Clifford Robert Olson, Jr. (January 1, 1940 – September 30, 2011) was a convicted Canadian serial killer who confessed to murdering 11 children and young adults between the ages of nine and 18 years in the early 1980s. Olson scored 38/40 on the Psychopathy Checklist.
Christine Weller, 12, from Surrey, British Columbia, was abducted on November 17, 1980. Her body was found more then a month later on Christmas Day; she had been strangled with a belt and stabbed repeatedly. On April 16, 1981, Colleen Marian Daignault, 13, vanished. Five months later her body was found. On April 22, 1981, Daryn Todd Johnsrude, 16, was abducted and killed; his body was found less than two weeks later. On May 19, 1981, 16-year-old Sandra Wolfsteiner was murdered, and 13-year-old Ada Anita Court was murdered in June 1981.
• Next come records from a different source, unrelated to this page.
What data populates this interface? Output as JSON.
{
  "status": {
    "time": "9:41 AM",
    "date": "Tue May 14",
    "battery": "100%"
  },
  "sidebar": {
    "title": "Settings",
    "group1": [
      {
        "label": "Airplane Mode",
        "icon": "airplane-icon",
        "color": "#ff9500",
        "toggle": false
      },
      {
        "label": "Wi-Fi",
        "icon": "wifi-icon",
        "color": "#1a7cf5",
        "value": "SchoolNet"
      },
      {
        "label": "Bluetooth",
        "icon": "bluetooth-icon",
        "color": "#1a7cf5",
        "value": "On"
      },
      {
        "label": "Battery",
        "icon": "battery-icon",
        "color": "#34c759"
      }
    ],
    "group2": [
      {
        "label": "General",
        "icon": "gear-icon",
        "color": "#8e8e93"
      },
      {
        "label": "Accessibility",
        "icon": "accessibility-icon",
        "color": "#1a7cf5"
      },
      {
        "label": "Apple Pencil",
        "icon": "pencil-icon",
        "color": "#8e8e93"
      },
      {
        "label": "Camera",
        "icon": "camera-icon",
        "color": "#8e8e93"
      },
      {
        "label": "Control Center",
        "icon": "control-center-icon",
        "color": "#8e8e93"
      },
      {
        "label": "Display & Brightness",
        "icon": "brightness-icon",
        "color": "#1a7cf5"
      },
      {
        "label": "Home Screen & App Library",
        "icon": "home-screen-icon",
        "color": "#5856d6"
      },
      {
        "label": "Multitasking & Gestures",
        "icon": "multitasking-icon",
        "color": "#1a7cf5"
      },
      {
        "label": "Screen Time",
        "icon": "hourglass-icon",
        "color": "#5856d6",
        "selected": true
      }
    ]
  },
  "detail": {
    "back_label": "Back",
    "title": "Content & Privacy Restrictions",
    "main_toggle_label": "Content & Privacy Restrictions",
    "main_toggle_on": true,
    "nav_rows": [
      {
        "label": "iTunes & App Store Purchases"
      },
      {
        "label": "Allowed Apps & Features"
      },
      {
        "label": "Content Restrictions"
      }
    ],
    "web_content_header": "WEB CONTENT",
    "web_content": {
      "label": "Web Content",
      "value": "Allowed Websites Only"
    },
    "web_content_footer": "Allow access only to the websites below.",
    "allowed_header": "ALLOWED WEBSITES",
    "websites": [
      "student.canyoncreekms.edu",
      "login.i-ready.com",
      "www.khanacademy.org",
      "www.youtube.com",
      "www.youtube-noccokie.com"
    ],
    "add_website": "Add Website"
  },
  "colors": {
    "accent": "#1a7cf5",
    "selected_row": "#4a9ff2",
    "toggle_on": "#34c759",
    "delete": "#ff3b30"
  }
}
Six victims followed in quick succession in July 1981. Simon Partington, nine, was abducted, raped and strangled on the second day of the month. Judy Kozma, a 14-year-old from New Westminster, was raped and strangled a week later. Her body was discovered on July 25 near Weaver Lake. The next victims were Raymond King II, 15, abducted on July 23, raped and bludgeoned to death; Sigrun Arnd, an 18-year-old German tourist, raped and bludgeoned two days later; Terri Lyn Carson, 15, raped and strangled on July 27; and Louise Chartrand, age 17, the last victim identified, who died on July 30.
Olson, who had an extensive criminal history, was arrested on August 12, 1981, on suspicion of attempts to abduct two girls. By August 25, Olson had been charged with the murder of Judy Kozma. He reached a controversial deal with authorities, agreeing to confess to the 11 murders and show the RCMP the location of the bodies of those not yet recovered. In return, authorities agreed that $10,000 for each victim was paid into a trust for his wife, Joan, and then-infant son, Clifford III. His wife received $100,000 after Olson cooperated with the RCMP, the 11th body being a 'freebie. In January 1982, Olson pleaded guilty to 11 counts of murder and was given as many concurrent life sentences to be served in Canada's super-maximum security Special Handling Unit inSainte-Anne-des-Plaines, Quebec, which houses many of the country's most dangerous criminals. Olson was a dangerous offender, meaning it was very unlikely he would ever have been released from prison.
In September 2011, media reports indicated that Olson had terminal cancer and had been transferred to a hospital in Laval, Quebec. He died on September 30, 2011, at the age of 71.
The letter and envelope are typed, the letter is hand signed, Clifford Olson.